**Work instructions**
With pictures omitted, the line containing "Extract the structured" and all later lines of the records below are to be restated word for word.

**Supplied material**
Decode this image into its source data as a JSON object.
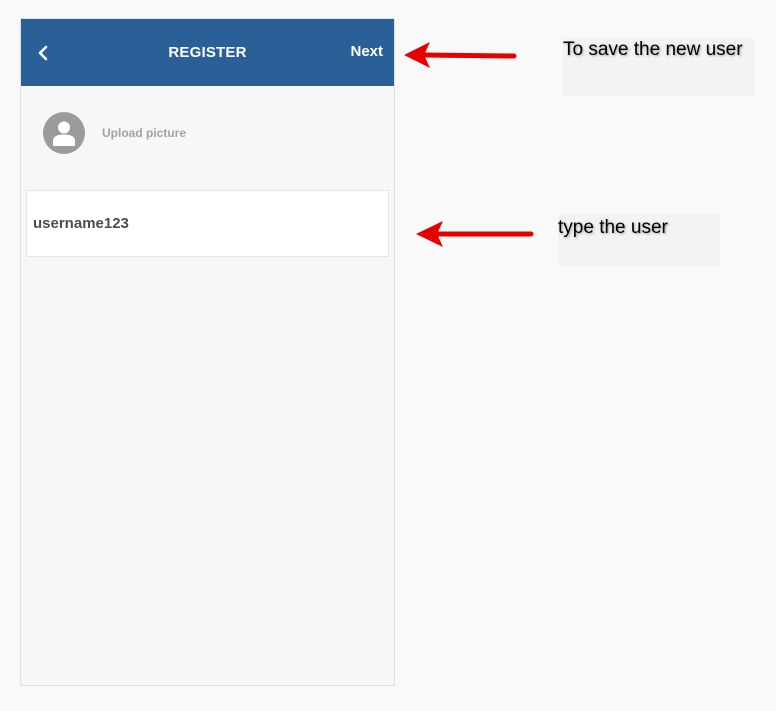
{
  "header": {
    "back_icon": "chevron-left-icon",
    "title": "REGISTER",
    "next_label": "Next",
    "background_color": "#2b5f97"
  },
  "upload": {
    "icon": "user-avatar-icon",
    "label": "Upload picture"
  },
  "username_input": {
    "value": "username123"
  },
  "annotations": {
    "save_note": "To save the new user",
    "type_note": "type the user",
    "arrow_color": "#e60000"
  }
}
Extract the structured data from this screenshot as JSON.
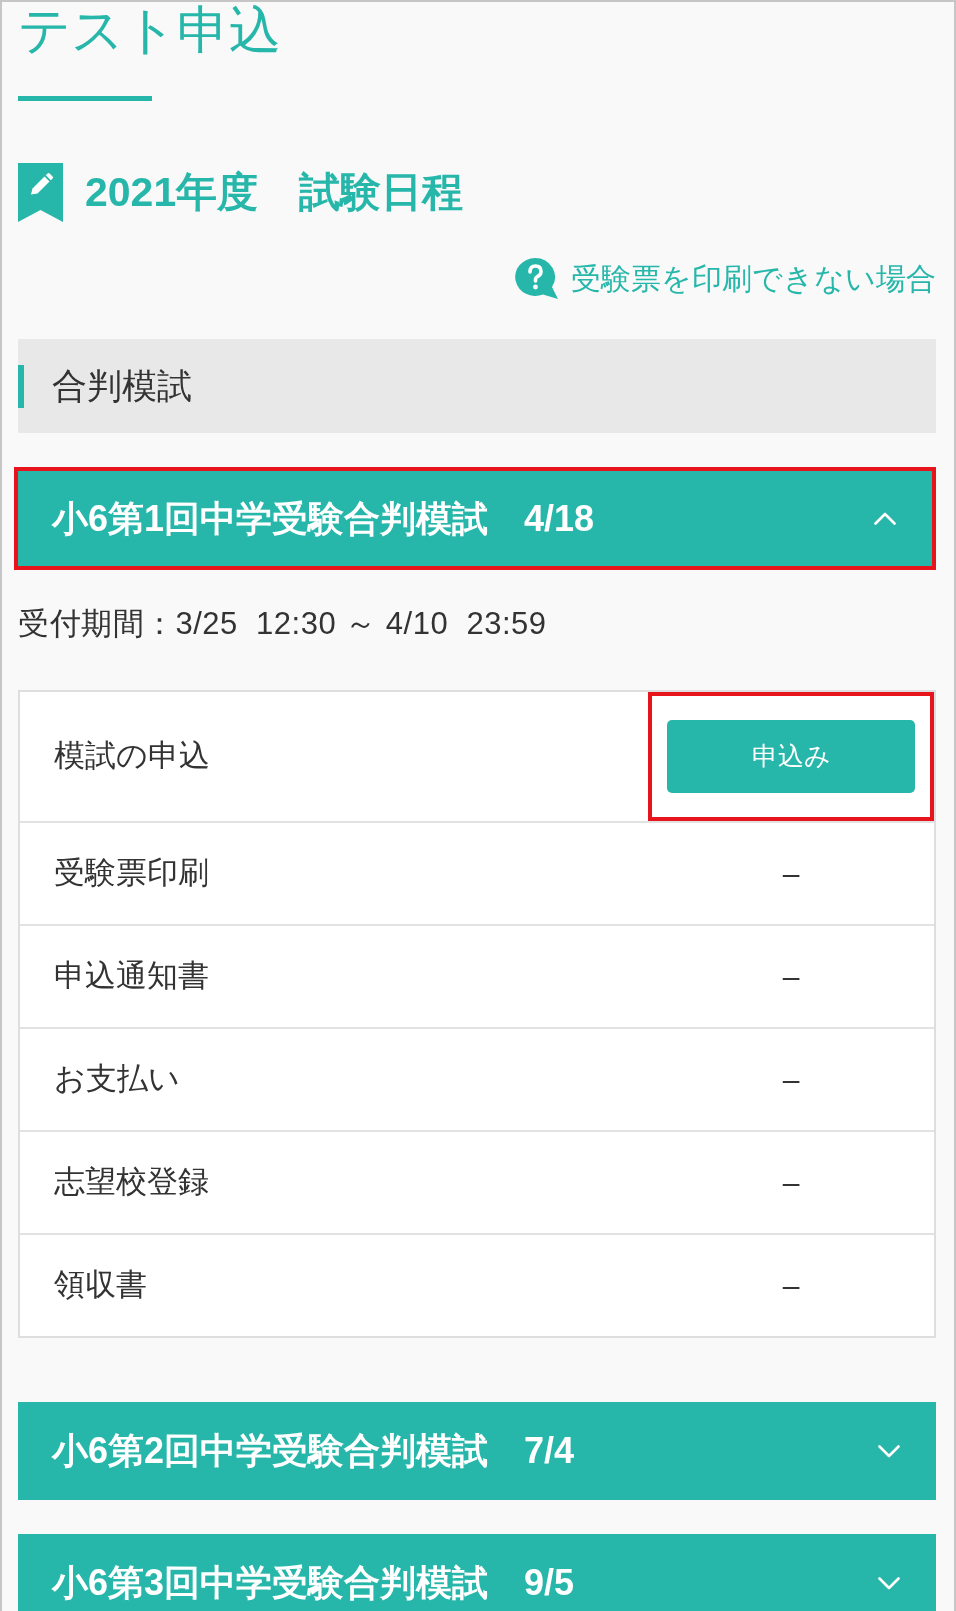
{
  "page": {
    "title": "テスト申込"
  },
  "schedule": {
    "heading": "2021年度　試験日程",
    "help_link": "受験票を印刷できない場合"
  },
  "category": {
    "label": "合判模試"
  },
  "exams": [
    {
      "title": "小6第1回中学受験合判模試　4/18",
      "expanded": true,
      "highlighted": true,
      "period": "受付期間：3/25  12:30 ～ 4/10  23:59",
      "steps": [
        {
          "kind": "button",
          "label": "模試の申込",
          "action": "申込み",
          "highlighted": true
        },
        {
          "kind": "status",
          "label": "受験票印刷",
          "status": "–",
          "highlighted": false
        },
        {
          "kind": "status",
          "label": "申込通知書",
          "status": "–",
          "highlighted": false
        },
        {
          "kind": "status",
          "label": "お支払い",
          "status": "–",
          "highlighted": false
        },
        {
          "kind": "status",
          "label": "志望校登録",
          "status": "–",
          "highlighted": false
        },
        {
          "kind": "status",
          "label": "領収書",
          "status": "–",
          "highlighted": false
        }
      ]
    },
    {
      "title": "小6第2回中学受験合判模試　7/4",
      "expanded": false,
      "highlighted": false
    },
    {
      "title": "小6第3回中学受験合判模試　9/5",
      "expanded": false,
      "highlighted": false
    }
  ]
}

**Expected answer**
Extract the structured data from this screenshot as JSON.
{
  "page": {
    "title": "テスト申込"
  },
  "schedule": {
    "heading": "2021年度　試験日程",
    "help_link": "受験票を印刷できない場合"
  },
  "category": {
    "label": "合判模試"
  },
  "exams": [
    {
      "title": "小6第1回中学受験合判模試　4/18",
      "expanded": true,
      "highlighted": true,
      "period": "受付期間：3/25  12:30 ～ 4/10  23:59",
      "steps": [
        {
          "kind": "button",
          "label": "模試の申込",
          "action": "申込み",
          "highlighted": true
        },
        {
          "kind": "status",
          "label": "受験票印刷",
          "status": "–",
          "highlighted": false
        },
        {
          "kind": "status",
          "label": "申込通知書",
          "status": "–",
          "highlighted": false
        },
        {
          "kind": "status",
          "label": "お支払い",
          "status": "–",
          "highlighted": false
        },
        {
          "kind": "status",
          "label": "志望校登録",
          "status": "–",
          "highlighted": false
        },
        {
          "kind": "status",
          "label": "領収書",
          "status": "–",
          "highlighted": false
        }
      ]
    },
    {
      "title": "小6第2回中学受験合判模試　7/4",
      "expanded": false,
      "highlighted": false
    },
    {
      "title": "小6第3回中学受験合判模試　9/5",
      "expanded": false,
      "highlighted": false
    }
  ]
}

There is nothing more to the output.